EXERCISE PROMPT ▸
Pick out each line in these entries that contains the string "right".

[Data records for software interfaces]
● ● ● ●

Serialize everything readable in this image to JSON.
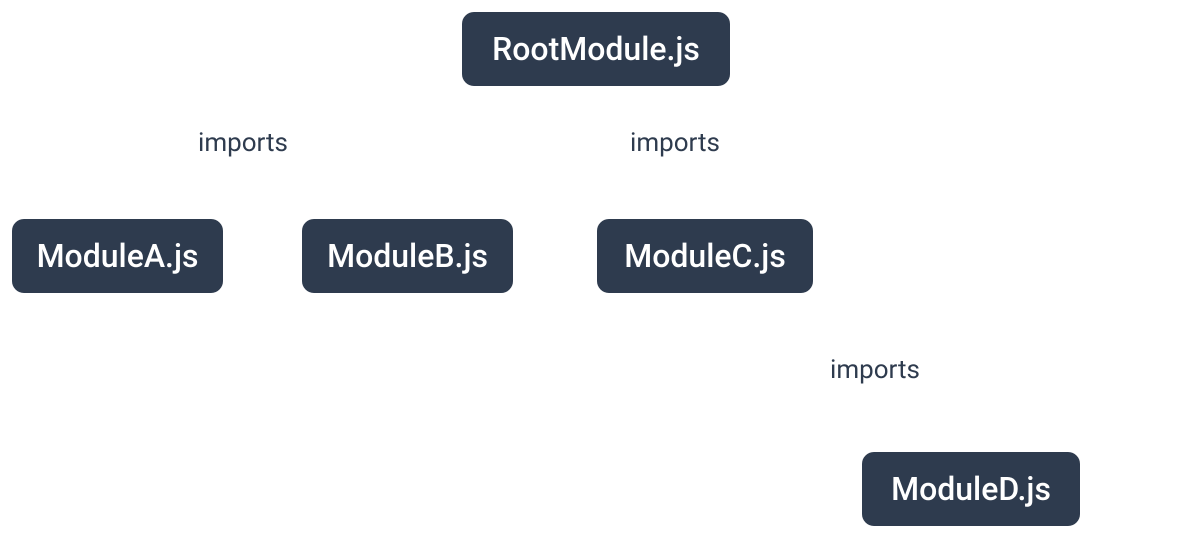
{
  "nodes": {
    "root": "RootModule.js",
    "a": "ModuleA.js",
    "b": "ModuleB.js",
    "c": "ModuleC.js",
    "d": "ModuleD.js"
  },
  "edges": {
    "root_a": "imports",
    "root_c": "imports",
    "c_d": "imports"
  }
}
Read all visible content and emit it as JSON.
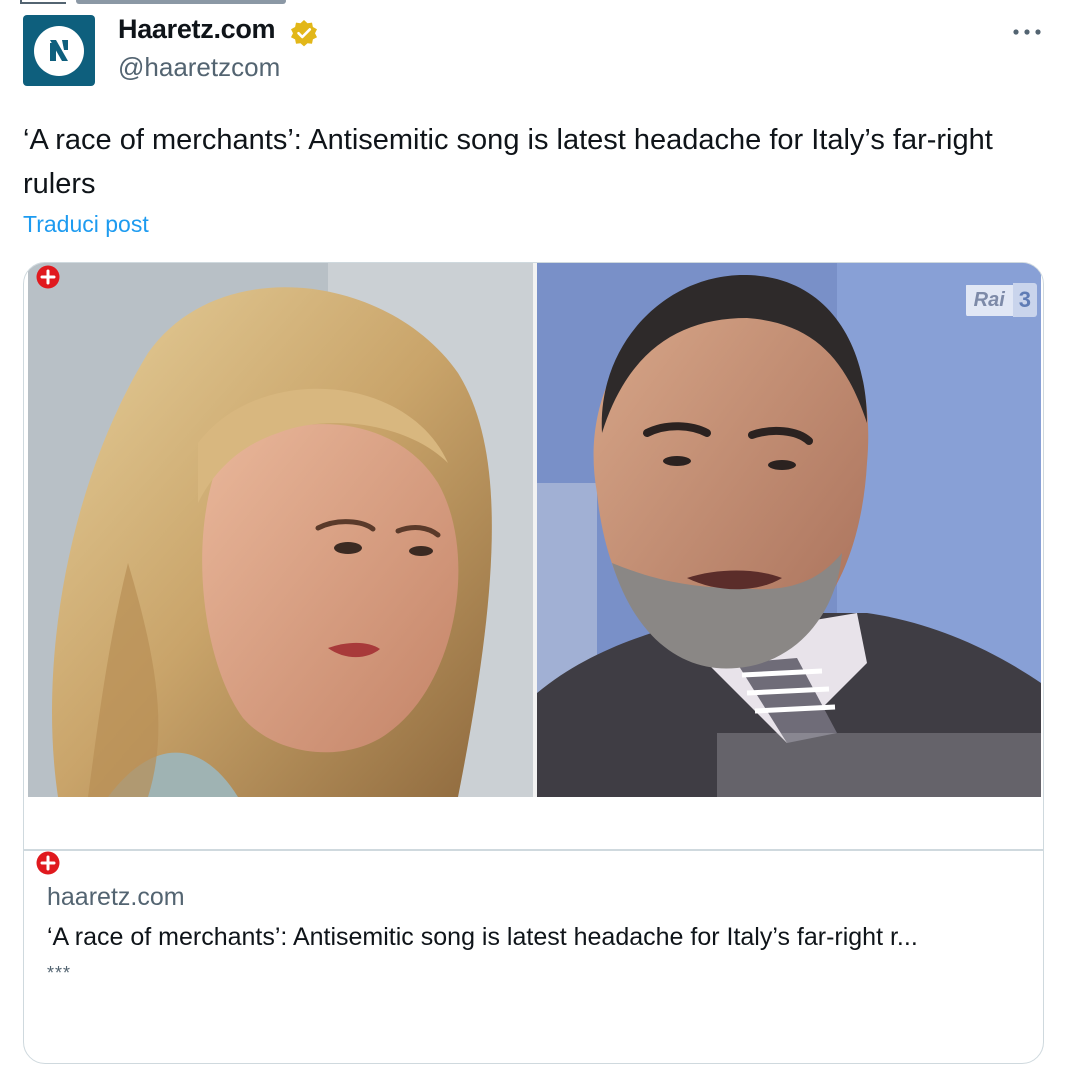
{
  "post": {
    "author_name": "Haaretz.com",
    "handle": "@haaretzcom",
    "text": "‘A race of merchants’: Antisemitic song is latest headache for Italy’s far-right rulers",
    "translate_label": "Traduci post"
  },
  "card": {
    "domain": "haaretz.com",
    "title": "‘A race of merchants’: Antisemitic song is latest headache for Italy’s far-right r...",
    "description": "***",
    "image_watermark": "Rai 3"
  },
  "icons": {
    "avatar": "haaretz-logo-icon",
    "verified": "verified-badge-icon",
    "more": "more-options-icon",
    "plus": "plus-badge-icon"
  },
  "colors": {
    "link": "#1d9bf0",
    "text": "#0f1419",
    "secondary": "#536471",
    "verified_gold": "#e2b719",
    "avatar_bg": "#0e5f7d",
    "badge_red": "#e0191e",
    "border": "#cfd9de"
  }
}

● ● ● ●

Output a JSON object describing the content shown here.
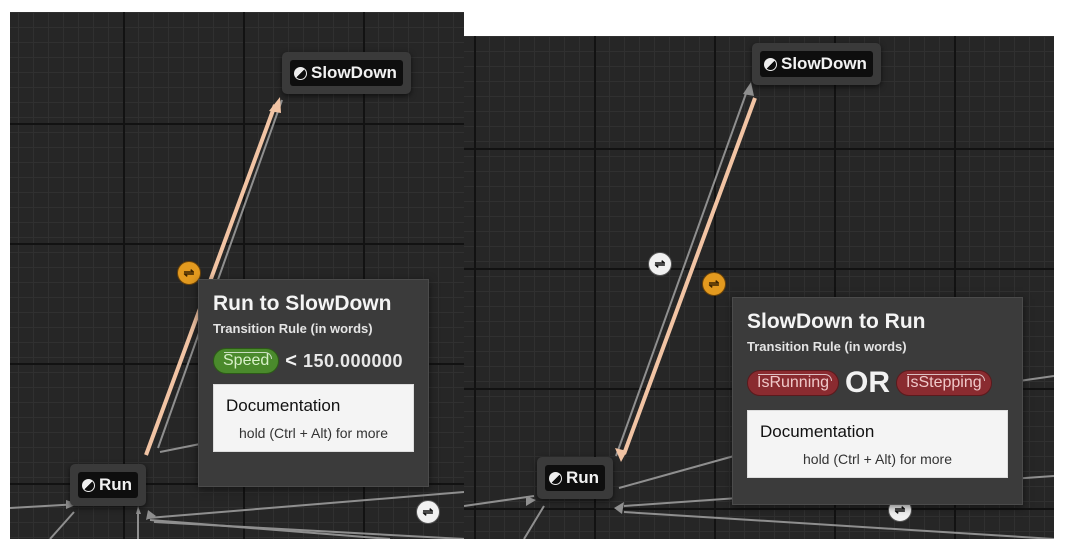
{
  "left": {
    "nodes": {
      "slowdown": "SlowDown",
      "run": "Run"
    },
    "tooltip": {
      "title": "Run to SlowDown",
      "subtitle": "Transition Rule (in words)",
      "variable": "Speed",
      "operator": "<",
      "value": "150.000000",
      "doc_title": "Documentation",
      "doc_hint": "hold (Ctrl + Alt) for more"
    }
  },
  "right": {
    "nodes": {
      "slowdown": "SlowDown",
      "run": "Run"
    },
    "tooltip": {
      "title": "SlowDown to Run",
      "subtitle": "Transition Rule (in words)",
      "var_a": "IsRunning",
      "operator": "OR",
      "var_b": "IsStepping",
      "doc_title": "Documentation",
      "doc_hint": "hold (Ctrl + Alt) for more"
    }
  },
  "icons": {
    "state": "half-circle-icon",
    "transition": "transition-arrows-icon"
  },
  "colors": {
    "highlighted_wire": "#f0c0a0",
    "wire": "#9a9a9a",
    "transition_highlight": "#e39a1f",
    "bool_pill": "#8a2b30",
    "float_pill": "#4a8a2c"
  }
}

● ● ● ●

EXERCISE RESPONSE ▸
    "text": "‘A race of merchants’: Antisemitic song is latest headache for Italy’s far-right rulers",
    "title": "‘A race of merchants’: Antisemitic song is latest headache for Italy’s far-right r...",
  "right": {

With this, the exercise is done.